As I watched a driver weaving all over the road on Saturday, probably texting, I wondered if they see anything. On the plus side, the weaving wordsmith was at least driving slowly as he fumbled with the keypad. It might give him an outside chance of spotting a cyclist in his peripheral vision in time to swerve into oncoming traffic instead.
Daylight Relocating Time signals the beginning of my commute, so I guess it's on. I'm glad to be able to get out of the car. I do wish it could be nonstop fun with no a**holes, but we are still dealing with the human race here.
Saturday, March 06, 2010
Cyclists who get fat and slow over the winter continue to get fatter and slower until the very day they begin riding again.
This has been my worst winter for physical conditioning in 30 years. My training regimen has consisted of one-handed curls with too many mugs of coffee, staring moodily out the window, and bad fiddle playing. Really bad fiddle playing, in case you think I'm just being modest. Somehow, the idea of learning to play the damn thing from a very late start in life has seized my interest. Many things encroach easily on the time once set aside for the weight bench, indoor ski machine and rollers.

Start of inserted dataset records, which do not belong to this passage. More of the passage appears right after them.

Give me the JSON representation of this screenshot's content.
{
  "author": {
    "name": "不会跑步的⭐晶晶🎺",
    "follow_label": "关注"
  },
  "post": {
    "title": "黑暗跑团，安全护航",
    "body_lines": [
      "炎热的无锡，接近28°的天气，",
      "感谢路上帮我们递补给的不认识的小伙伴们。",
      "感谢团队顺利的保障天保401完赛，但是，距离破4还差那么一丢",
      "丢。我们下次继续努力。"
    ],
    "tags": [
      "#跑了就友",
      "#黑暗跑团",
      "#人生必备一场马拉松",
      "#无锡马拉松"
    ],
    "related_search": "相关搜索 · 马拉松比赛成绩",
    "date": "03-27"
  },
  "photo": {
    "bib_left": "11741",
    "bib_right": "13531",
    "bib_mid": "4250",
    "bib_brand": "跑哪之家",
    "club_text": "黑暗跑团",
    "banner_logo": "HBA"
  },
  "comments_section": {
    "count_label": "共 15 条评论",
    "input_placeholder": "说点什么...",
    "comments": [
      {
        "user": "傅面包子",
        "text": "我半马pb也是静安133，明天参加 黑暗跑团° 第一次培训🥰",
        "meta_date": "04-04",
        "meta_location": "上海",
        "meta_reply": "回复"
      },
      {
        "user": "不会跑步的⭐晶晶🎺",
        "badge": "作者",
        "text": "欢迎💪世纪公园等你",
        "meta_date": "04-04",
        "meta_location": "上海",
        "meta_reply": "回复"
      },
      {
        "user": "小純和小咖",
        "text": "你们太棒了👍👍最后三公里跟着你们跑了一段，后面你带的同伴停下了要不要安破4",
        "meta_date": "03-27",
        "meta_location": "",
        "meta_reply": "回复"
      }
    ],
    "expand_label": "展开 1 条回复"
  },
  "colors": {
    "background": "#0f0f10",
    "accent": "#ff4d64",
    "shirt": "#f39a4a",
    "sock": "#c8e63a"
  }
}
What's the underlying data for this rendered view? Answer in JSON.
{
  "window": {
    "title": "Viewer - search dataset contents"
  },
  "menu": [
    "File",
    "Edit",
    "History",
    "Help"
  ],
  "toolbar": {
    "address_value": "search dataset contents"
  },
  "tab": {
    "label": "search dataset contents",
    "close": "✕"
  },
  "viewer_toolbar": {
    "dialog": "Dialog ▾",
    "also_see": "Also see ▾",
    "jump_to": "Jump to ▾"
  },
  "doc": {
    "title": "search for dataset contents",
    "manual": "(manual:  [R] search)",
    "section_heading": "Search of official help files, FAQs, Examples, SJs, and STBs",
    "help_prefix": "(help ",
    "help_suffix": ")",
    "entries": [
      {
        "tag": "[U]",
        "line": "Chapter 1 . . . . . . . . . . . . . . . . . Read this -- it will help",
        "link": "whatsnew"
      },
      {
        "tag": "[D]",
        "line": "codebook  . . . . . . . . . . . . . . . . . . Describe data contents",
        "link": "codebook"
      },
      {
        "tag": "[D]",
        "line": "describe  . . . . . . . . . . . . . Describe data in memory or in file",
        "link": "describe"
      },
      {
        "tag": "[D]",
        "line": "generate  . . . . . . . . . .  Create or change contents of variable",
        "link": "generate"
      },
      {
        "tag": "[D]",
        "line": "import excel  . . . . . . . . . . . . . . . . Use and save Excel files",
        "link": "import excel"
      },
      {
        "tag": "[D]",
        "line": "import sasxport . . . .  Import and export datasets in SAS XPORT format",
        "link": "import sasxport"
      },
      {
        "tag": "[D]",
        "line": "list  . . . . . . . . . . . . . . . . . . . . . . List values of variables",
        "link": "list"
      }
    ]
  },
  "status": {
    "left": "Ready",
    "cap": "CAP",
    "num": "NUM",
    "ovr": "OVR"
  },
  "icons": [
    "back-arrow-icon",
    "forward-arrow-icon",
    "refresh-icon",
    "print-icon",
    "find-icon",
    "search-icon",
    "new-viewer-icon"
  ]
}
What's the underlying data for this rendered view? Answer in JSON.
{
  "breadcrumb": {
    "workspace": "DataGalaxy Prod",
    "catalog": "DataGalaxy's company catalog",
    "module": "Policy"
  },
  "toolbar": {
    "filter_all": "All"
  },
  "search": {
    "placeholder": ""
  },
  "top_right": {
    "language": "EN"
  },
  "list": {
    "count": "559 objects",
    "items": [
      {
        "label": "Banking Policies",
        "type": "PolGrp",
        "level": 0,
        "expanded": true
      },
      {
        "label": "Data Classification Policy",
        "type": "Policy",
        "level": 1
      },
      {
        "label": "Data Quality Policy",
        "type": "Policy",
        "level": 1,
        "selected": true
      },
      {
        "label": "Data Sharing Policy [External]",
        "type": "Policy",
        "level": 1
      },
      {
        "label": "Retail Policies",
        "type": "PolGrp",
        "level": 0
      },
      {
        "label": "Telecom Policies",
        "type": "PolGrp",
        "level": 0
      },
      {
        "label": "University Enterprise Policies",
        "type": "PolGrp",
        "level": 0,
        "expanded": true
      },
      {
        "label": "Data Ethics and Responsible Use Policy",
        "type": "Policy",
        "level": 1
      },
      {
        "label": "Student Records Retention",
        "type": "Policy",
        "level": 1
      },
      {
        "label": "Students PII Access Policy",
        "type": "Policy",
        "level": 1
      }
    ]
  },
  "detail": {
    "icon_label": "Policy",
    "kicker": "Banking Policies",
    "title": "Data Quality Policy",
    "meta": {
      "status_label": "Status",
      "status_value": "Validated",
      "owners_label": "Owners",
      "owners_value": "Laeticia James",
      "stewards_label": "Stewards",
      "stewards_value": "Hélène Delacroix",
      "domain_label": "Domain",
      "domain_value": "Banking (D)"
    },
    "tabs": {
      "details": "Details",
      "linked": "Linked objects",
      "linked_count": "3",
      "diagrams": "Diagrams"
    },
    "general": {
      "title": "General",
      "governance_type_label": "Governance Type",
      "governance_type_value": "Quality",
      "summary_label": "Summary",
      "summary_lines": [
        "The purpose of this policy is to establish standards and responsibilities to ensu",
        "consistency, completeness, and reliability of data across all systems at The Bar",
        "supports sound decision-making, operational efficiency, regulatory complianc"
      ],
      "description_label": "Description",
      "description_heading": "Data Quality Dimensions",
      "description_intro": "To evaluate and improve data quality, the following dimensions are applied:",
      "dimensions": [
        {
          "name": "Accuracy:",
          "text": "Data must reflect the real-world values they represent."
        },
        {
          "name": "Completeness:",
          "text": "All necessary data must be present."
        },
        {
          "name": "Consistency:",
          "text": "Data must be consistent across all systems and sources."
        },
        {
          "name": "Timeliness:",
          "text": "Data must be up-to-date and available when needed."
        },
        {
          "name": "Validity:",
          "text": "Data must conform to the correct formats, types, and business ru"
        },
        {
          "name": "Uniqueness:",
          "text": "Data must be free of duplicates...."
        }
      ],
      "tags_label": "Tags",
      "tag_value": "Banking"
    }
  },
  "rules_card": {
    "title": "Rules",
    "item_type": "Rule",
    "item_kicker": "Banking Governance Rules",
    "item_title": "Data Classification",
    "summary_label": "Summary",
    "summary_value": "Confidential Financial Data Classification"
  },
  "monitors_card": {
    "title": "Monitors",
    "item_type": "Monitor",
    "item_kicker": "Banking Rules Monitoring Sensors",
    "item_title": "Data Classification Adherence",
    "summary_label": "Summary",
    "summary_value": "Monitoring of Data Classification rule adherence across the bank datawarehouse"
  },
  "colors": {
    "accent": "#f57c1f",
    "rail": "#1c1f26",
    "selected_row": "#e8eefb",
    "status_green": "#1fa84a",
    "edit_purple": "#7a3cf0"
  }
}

We've shortened Sunday hours at the shop so I can fit a commute into daylight. Because so much of my route is on dark, hilly, rural highways I have not bothered to challenge the concerns of my loved ones by riding the commute in the dark too often. However, this schedule change will help me get several more rides before Daylight Relocating Time starts next Sunday. At that point only ice and snow will stop the commute. Those are hardly unlikely, even in a shabby winter like this one. We shall see.
I always have to retrain the motoring public to watch out for smaller road users during this part of the season. I'm considering getting a jersey that says, "honk if you love my middle finger." At least that way they've been warned.
I do try to restrain the digital reflex, since it doesn't really help. I'll really have made it to a higher plane when I no longer get pissed off at all. I can't imagine that happening very soon, but maybe if I cut back severely on the caffeine...
It's really weird to have early March look this much like early April. I've ridden in the snow in late May, so winter could draw a bead on us at any time. Meanwhile it's time to crawl out of the den as much as possible.
Tuesday, March 02, 2010
Here is his outline for the series he promises us. But since we're all riders here, we won't demand it be completed any faster than the riding schedule allows.